There are a variety of big data analytics platforms and parallelized database systems emerging in the new era. They can be classified into two categories: (1) the massively parallel processing data warehousing systems like Teradata which are designed for holding large-scale structured data and support standard SQL queries and (2) the distributed file storage systems and cluster-computing framework like Apache Hadoop and Apache Spark. The advantages of Hadoop-based systems mainly lie in their high flexibility, scalability, low cost, and reliability for managing and efficiently processing a large volume of structured and unstructured datasets, as well as providing job schedules for balancing data, resources, and task loads. A MapReduce computation paradigm on Hadoop takes the advantages of divide-and-conquer strategy and improves the processing efficiency. However, big geo-data has its complexity on the spatial and temporal components and requires new analytical framework and functionalities compared with nonspatial big data.
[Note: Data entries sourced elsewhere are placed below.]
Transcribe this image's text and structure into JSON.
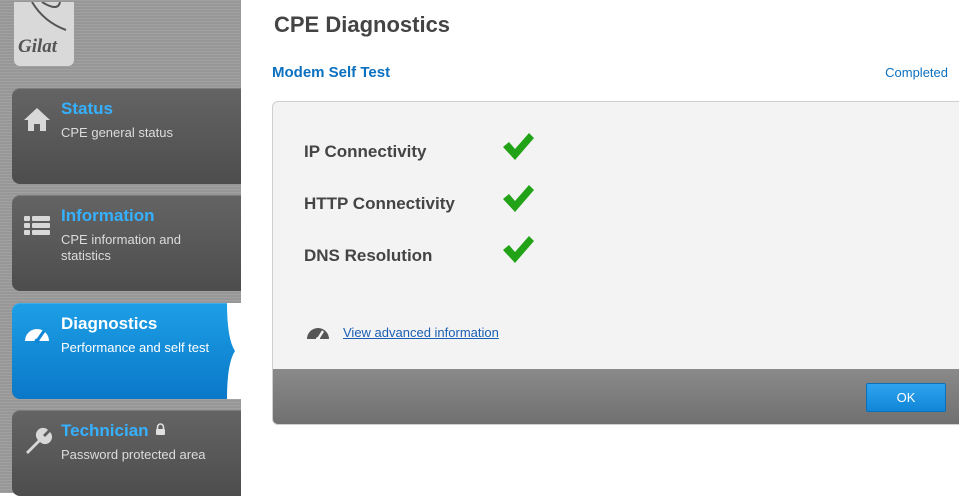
{
  "logo": {
    "text": "Gilat"
  },
  "sidebar": {
    "items": [
      {
        "title": "Status",
        "desc": "CPE general status",
        "icon": "home-icon"
      },
      {
        "title": "Information",
        "desc": "CPE information and statistics",
        "icon": "list-icon"
      },
      {
        "title": "Diagnostics",
        "desc": "Performance and self test",
        "icon": "gauge-icon",
        "active": true
      },
      {
        "title": "Technician",
        "desc": "Password protected area",
        "icon": "wrench-icon",
        "locked": true
      }
    ]
  },
  "main": {
    "title": "CPE Diagnostics",
    "section_title": "Modem Self Test",
    "status": "Completed",
    "checks": [
      {
        "label": "IP Connectivity",
        "result": "pass"
      },
      {
        "label": "HTTP Connectivity",
        "result": "pass"
      },
      {
        "label": "DNS Resolution",
        "result": "pass"
      }
    ],
    "advanced_link": "View advanced information",
    "ok_label": "OK"
  },
  "colors": {
    "accent_blue": "#0f86d6",
    "link_blue": "#0a70c0",
    "check_green": "#22a317",
    "sidebar_bg": "#9c9c9c"
  }
}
Gao et al. (2017) built a scalable Hadoop-based geoprocessing platform (GPHadoop) and ran big geo-data analytical functions to solve crowdsourced gazetteers harvesting problems. Recently, more efforts have been made in connecting traditional GIS analysis research community to the cloud computing research community for the next frontier of big geo-data analytics.
In one special issue on big data at the journal of Annals of GIS (volume 20, Issue 4, 2014), researchers further discussed several key technologies (e.g., cloud computing, high-performance geocomputation cyberinfrastructures) for dealing with quantitative and qualitative dynamics of big geo-data. Advanced spatiotemporal big data mining and geoprocessing methods should be developed by optimizing the elastic storage, balanced scheduling, and parallel computing resources in high-performance geocomputation cyberinfrastructures.
With the advancements in location-awareness technology and mobile distributed sensor networks, large-scale high-resolution spatiotemporal datasets about the Earth and the society become available for geographic research. The research on big geo-data involves interdisciplinary collaborative efforts. There are at least three research areas that require further work: (1) the systematic integration of various big geo-data sources in geospatial knowledge discovery and spatial modeling, (2) the development of advanced spatial analysis functions and models, and (3) the advancement of quality assurance issues on big geo-data. Finally, there will still be ongoing comparisons between data-driven and theory-driven research methodologies in geography.
- Janowicz, K., van Harmelen, F., Hendler, J., & Hitzler, P. (2015). Why the data train needs semantic rails. AI Magazine, Association for the Advancement of Artificial Intelligence (AAAI), pp. 5–14.Google Scholar
- Miller, H. J., & Goodchild, M. F. (2015). Data-driven geography. Geo Journal, 80(4), 449–461.Google Scholar